Research output: Contribution to journal › Article › peer-review
Colleges, School and Institutes
Do gender quotas reduce the quality of politicians elected to a legislature? For the first time in the literature, this article addresses this question by examining the quality of ‘quota women’ compared to their non-quota colleagues at three stages of their political career: their electoral performance, their qualifications for political office and their post-election legislative career trajectories. Drawing on the unique case of Britain following the 1997 general election, no significant difference is found between the quality of ‘quota women’ and their non-quota colleagues. Voters do not punish ‘quota women’ at the ballot box; ‘quota women’ are as equally qualified for political office as their colleagues; and the gatekeepers of executive office do not discriminate against ‘quota women’ in front-bench promotions. Considering this, the article concludes by asking whether the similarity of ‘quota women’ to their colleagues may actually impact on their capacity to affect transformative substantive representation.
|Early online date||24 Sep 2014|
|Publication status||Published - 2016|

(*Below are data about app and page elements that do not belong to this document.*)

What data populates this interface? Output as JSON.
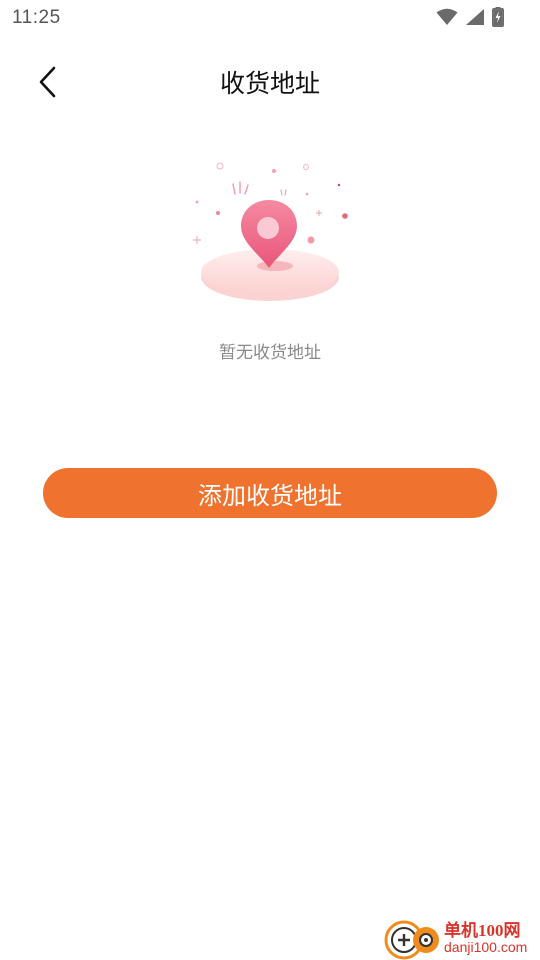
{
  "status_bar": {
    "time": "11:25",
    "icons": [
      "wifi-icon",
      "signal-icon",
      "battery-charging-icon"
    ]
  },
  "header": {
    "back_icon": "chevron-left-icon",
    "title": "收货地址"
  },
  "empty_state": {
    "illustration": "location-pin-icon",
    "message": "暂无收货地址"
  },
  "actions": {
    "add_address_label": "添加收货地址"
  },
  "watermark": {
    "line1": "单机100网",
    "line2": "danji100.com"
  },
  "colors": {
    "accent": "#ef722e",
    "pin": "#f06d8c",
    "text_secondary": "#8a8a8a"
  }
}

- gender quotas, women in politics, political representation, voting behaviour, political careers